It's no surprise that when I get interested in a topic I opt for full immersion. Come on, people--you've seen the zebra print! You've seen the wigs!

What's my latest? Apparently, a deep immersion into Peter Singer, whose chapter "Taking Life: Humans" I've assigned to my students in Comp 1, along with Harriet McBryde Johnson's "Unspeakable Conversations."
One of the interesting things in the online autism world is how the use of labels and definitions created by mental health professionals are being taken over by the community. Autism is redefined away from a mental disorder to a neurological difference, and labels are adopted by individuals and reworked into personality traits and features that are innate to the person and not a signifier of defects  or deficits.

I've been reflecting on autism and what makes a disability and what makes a personality, as I wait for the APA to get its shit together and release the new DSM. Will the change in criteria mean my children are suddenly no longer autistic? (No, it won't). Psychological disorders diagnosed by behaviors are subjective at best--from both the client's side and the psychologist's side. Biases and knowledge bases make sure that there is a lack of consistency across the board in who gets a diagnosis and what diagnosis it is. The codes for the DSM are used to get insurance reimbursement--a label is needed--a number code is required--the medical model requires labeling and coding everything if people are going to get services and have insurance reimburse or cover the cost.

For every "treatment" or remediation in autism-land, there are both fervent believers and detractors. For every person helped, there's another harmed. Perhaps, just perhaps, in some cases, it's not the therapy itself, but the person conducting the therapy that makes it a problem.

There are bad apples in every field, people who misapply therapies, others who use their position to abuse, and others who are so incompetent as to be dangerous. Nowhere is this more evident and problematic than in the disciplines that are involved in helping people--be it in academia, in psychology or in service-related fields.

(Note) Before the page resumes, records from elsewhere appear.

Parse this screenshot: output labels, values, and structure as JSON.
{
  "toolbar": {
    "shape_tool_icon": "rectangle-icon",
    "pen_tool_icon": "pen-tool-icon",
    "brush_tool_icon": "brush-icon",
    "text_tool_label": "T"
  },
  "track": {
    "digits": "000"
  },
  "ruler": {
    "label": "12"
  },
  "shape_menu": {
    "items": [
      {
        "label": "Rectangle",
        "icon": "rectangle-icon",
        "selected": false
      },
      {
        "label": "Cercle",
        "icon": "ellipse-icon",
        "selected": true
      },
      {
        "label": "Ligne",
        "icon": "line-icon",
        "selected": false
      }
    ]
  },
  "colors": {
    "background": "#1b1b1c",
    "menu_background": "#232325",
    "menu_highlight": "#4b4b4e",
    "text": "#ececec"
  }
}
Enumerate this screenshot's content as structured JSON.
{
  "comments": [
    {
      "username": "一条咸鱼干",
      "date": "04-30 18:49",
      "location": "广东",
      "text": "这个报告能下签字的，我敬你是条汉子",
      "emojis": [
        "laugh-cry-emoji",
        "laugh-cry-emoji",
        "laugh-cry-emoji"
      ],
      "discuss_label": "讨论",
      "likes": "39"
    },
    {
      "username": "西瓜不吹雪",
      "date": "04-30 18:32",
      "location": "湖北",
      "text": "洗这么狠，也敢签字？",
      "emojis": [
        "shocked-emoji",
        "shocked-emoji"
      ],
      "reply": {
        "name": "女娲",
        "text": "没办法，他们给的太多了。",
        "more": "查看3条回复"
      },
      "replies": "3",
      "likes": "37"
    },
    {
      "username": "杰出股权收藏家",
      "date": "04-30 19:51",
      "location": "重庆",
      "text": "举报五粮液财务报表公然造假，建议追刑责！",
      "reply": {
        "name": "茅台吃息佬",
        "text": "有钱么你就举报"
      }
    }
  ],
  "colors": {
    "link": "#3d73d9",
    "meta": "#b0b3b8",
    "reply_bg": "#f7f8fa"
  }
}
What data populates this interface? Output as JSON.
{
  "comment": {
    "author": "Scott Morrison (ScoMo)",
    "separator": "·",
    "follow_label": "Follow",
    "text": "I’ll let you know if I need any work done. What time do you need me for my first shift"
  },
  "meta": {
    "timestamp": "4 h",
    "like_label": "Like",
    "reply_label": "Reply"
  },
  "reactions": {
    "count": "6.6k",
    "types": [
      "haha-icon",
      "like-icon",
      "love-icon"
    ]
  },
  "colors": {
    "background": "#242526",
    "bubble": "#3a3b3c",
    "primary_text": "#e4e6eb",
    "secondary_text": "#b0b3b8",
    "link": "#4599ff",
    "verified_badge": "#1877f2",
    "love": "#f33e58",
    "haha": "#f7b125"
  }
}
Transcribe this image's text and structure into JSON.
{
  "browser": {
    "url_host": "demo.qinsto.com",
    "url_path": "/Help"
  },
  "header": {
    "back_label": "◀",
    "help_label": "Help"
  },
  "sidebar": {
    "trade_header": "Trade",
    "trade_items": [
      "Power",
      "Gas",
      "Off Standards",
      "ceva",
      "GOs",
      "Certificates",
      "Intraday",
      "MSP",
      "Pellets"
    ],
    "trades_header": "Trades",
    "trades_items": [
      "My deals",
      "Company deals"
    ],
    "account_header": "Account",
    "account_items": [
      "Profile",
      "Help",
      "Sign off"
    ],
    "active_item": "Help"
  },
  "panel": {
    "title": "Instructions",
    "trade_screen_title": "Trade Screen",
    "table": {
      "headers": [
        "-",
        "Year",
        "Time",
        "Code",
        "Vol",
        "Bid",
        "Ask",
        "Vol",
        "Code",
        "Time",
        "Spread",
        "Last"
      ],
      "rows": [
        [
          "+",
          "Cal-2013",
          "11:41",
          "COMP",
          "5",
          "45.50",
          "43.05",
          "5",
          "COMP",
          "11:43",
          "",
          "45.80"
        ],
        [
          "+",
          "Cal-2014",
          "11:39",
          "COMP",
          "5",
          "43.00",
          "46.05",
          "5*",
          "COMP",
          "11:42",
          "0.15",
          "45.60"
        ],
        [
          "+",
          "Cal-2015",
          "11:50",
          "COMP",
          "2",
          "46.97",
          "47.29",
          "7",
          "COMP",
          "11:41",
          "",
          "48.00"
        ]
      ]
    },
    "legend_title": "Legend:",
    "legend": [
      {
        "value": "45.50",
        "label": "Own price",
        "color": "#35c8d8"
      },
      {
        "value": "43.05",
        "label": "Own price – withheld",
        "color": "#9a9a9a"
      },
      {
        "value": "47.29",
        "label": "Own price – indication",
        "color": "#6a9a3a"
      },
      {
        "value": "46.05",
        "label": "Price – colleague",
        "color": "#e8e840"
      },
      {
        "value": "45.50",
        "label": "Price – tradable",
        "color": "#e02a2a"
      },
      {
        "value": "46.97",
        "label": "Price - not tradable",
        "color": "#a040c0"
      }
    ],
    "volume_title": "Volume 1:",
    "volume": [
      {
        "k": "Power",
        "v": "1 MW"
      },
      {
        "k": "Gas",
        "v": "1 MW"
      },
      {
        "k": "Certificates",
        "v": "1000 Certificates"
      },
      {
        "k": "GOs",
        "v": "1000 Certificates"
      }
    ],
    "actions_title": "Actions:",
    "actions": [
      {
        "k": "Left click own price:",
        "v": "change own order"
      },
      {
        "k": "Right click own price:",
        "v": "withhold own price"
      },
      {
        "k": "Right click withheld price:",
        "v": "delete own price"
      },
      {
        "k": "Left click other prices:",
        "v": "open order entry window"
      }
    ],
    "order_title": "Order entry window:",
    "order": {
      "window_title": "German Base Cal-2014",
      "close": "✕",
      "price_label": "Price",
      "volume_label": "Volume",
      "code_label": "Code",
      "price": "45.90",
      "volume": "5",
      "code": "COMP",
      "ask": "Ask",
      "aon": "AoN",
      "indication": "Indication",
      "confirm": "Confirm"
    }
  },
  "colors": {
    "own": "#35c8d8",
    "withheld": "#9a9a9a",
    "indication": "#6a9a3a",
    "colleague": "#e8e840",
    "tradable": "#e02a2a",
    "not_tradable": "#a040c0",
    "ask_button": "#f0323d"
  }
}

According to WHO, "Although it is a vaccine-preventable disease, rabies still poses a significant public health problem in many countries in Asia and Africa where 95% of human deaths occur even though safe, effective vaccines for both human and veterinary use exist."